CBS/AP September 14, 2018, 10:04 PM Mom who was activist against MS-13 killed at daughter's memorial
NEW YORK — A grieving New York mother recognized by President Trump at the State of the Union in his campaign against deadly MS-13 gang violence was struck by an SUV and killed at her slain daughter's memorial site Friday. A law enforcement official told the Associated Press Evelyn Rodriguez and another person were standing in the street and yelling at the driver of the SUV before the vehicle sped forward and struck her.
Rodriguez was hit around 4 p.m. in Brentwood, police said, on the street where her 16-year-old daughter Kayla Cuevas' body was found beaten and slashed two years ago to the day. Cuevas' friend, 15-year-old Nisa Mickens was also killed.
The community is the epicenter of the fight against MS-13 violence on Long Island.
Rodriguez was pronounced dead at a hospital.
News 12 Long Island aired video of the argument but didn't show Rodriguez being hit.
Mr. Trump said in a tweet: "My thoughts and prayers are with Evelyn Rodriguez this evening, along with her family and friends. #RIPEvelyn."
So far, there is no evidence of ties to MS-13 or any indication that the crash was retribution by the gang, said the official, who was not authorized to discuss an ongoing investigation publicly and spoke to the AP on condition of anonymity.
The driver remained at the scene and was not immediately arrested, according to the official, who added that detectives are still investigating what prompted the confrontation.

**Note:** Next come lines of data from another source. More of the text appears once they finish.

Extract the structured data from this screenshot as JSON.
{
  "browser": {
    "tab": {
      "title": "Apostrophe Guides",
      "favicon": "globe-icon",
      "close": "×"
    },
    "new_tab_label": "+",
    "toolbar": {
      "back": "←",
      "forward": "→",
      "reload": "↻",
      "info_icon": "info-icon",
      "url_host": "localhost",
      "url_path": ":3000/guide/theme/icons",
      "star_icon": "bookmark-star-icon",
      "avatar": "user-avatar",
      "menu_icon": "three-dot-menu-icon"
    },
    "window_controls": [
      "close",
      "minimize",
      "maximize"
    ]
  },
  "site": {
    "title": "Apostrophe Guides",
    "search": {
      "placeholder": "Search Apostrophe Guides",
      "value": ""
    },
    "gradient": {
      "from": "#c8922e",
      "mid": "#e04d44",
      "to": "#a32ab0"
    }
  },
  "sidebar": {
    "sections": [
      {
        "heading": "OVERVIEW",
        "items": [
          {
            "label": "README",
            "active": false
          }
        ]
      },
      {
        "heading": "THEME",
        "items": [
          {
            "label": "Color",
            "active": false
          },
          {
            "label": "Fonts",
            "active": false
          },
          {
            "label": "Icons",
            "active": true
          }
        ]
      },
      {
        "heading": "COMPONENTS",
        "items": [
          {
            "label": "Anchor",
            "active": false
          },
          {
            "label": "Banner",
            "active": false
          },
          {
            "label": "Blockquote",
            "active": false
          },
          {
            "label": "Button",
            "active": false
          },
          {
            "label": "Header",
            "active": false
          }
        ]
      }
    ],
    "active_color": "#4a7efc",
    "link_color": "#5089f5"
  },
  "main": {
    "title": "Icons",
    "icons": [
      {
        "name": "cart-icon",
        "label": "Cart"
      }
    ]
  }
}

U.S. Rep. Peter King, R-N.Y., who had worked with Rodriguez on a campaign ad, was on his way to a vigil at the memorial site when he learned that she had been hit. He said it happened about an hour before a service was scheduled to begin.
"We've been talking to everyone all week about it," King told CBS New York. "I get a call from her friend who was with her and said there has been a horrible accident and that Evelyn has been run over by a car and was in very bad shape."
"It's a tragedy beyond belief," King told the AP. "Everyone is in shock. What more could happen to one woman?"
Suffolk County District Attorney Tim Sini, who was police commissioner when Cuevas and Mickens were killed, said Rodriguez was "one of the strongest people" he's ever met and that he's heartbroken over her death.
"She was a fierce advocate for her hometown of Brentwood and was fearless in her fight to put an end to the violence caused by MS-13 to ensure that other parents never have to endure the pain she suffered," Sini said.
Rodriguez spoke out against the gang and the local school district after Cuevas and Mickens were attacked with machetes and baseball bats. Mickens' body was found near an elementary school on Sept. 13, 2016. Cuevas' body was found the next day, a few hundred feet away.
The girls' alleged killers, who were arrested along with about a dozen other suspected MS-13 members, are facing murder charges that could result in the death penalty.
MS-13, or the Mara Salvatrucha, is blamed for dozens of killings on Long Island since 2016. Trump has blamed the violence on lax immigration policies.
Rodriguez stood with Cuevas' father, Freddy Cuevas, and Mickens' parents at the State of the Union in January and sat alongside Trump and King at a gang violence forum in May on Long Island.
"My daughter, Kayla, was a beautiful girl," Rodriguez said at the forum. "She had dreams, and they took that away from her. That's not right. And how these kids were murdered, tortured, is unacceptable."
Prosecutors say Kayla was targeted because of ongoing disputes with gang members at her school. They say Nisa was in the wrong place at the wrong time.
Rodriguez filed a $110 million lawsuit last December against the Brentwood School District, claiming it ignored warnings that MS-13 members were threatening Kayla.
Rodriguez said that employees failed to act when told that the girl was being threatened. The lawsuit says the bullying went on for two years before the teenager was killed.
Rodriguez told a House subcommittee last year that residents were living in fear and were afraid to let their kids play outside.
"The MS-13 gang is so unpredictable you just don't know who is who with them," Rodriguez said. "MS-13 is a new breed of murderers, they are children, kids killing kids, and as they continue to grow, so does their techniques of recruiting helpless kids into their wicked actions."
MS-13 is believed by federal prosecutors to have thousands of members across the U.S., primarily immigrants from Central America.
It has a stronghold in Los Angeles, where it emerged in the 1980s as a neighborhood street gang, and is suspected of violence in cities and suburbs across the United States.
Cuevas and Mickens' deaths put a sharpened focus on what had already been a spate of gang violence on Long Island. MS-13 has been blamed for more than two dozen slayings across a wide swath of the island since January 2016.
Last month, an MS-13 member pleaded guilty to participating in the brutal massacre of four young men in nearby Central Islip.
Josue Portillo, 17, admitted to planning the April 2017 killings with other MS-13 defendants because he said they believed the four were rival gang members, prosecutors said. The victims were lured to a park and attacked with machetes, knives and clubs.